Sapporo Maruyama Zoo: On the zoo’s animal video page, you can walk in virtually into the living quarters of snow monkeys, giraffes, beavers, hippos, and wolves.
Ikebukuro’s Sunshine Aquarium: During daily educational Instagram live videos, the staff introduce you to the different marine animals at the aquarium - jellyfish to penguins (in Japanese only, though).
National Parks, USA: More than 100 virtual tours of National Park Service locations are available on Google Arts and Culture. Some favourites include Yellowstone National Park (for miles and miles of beautiful views), Kenai Fjords National Park (for an icy adventure) and Hawai’i Volcanoes National Park (for lots of lava).
Galapagos Islands (Ecuador): Embark on a guided video tour of the incredible wildlife and culture of the Galapagos with National Geographic Expeditions.Experience incredible 360-degree footage of the legendary Galápagos Islands and encounter unique wildlife up close. Explore these remote islands and discover one of the most unspoiled natural wonders in the world.
Watch a gluttony of Australasian Gannets and a gulp of Black-faced Cormorants roost on Pope's Eye within the Port Phillip Heads Marine National Park in Victoria; go underwater with reef cam; walk through the Royal Botanic Garden; watch dolphins gambol on Port Philip Bay.
If you're missing sport as much as wildlife, this commentary from Andrew Cotter on Phillip Island Nature Parks' penguin parade is sure to make your day (https://www.facebook.com/PhillipIslandNatureParks/videos/2154973627981700/)
Lake Bogoria (Kenya)
From far, the lake looks pink. No, the water is not pink. Two million flamingos give the lake its iconic colour. Watch them balance on their spindly legs and turn the fly together turning the sky pink as well.
Thailand offers 3D Virtual Tours of 10 destinations - mostly on the fringes - sprawled across the country’s 9 destinations. When you click a destination link on your screen, you will have a 360-degree view and can walk around by using your cursor.
Smithsonian’s National Zoo and Conservation Biology Institute (Washington, DC)

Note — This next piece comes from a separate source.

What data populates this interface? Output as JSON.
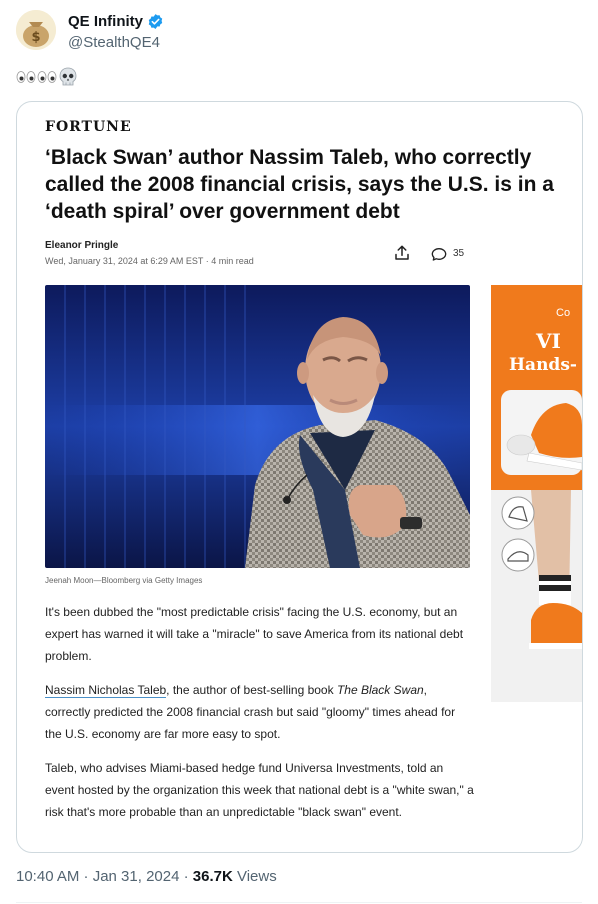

The zoo is temporarily closed but you can still walk through and know all about how and why did Zoo staff and Smithsonian museum specialists engineer a 3-D printed beak for Karl, the Zoo's male Abyssinian ground hornbill? How scientists at the Smithsonian Conservation Biology Institute are trying to save maned wolves through matchmaking? Through Giant Panda Cam, watch Tian Tian (Adult male born on August 27, 1997) and Mei Xiang (Adult female born on July 22, 1998)gorging themselves on bamboo shoots. Behold a brunch between a sloth and a golden lion tamarin, catch a close-up of newborn black-footed ferret kits.
- Dating 3500 BC, the world’s first zoo was in Hierakonpolis (Egypt) had a menagerie of 112 animals (Source: Guinness World Records).
- According to Guinness World Records, the oldest known breed of domesticated dog goes all the way back to 329 BC. Saluki dogs were revered in ancient Egypt, being kept as royal pets and being mummified after death.
- Chessington World of Adventures in the United Kingdom has banned visitors from wearing animal print clothing. The zoo officials believe that animal clothing confuses 1,000 animals on its grounds.Banned prints include: zebra, giraffe, leopard, cheetah, tiger, spotted hyena, striped hyena, and African wild dog.
- Do not dismiss the housefly. Listen to its sound - the pest buzzes in an F key.
- The sound of the raptor noises in the film Jurassic Park are actually sound of mating tortoises. The Gallimimus flock was voiced by squealing female horses on heat while Tyrannosaurus Rex was voiced by Buster, a Jack Russel terrier, owned by Gary Rydstrom, the 1993 film’s sound designer.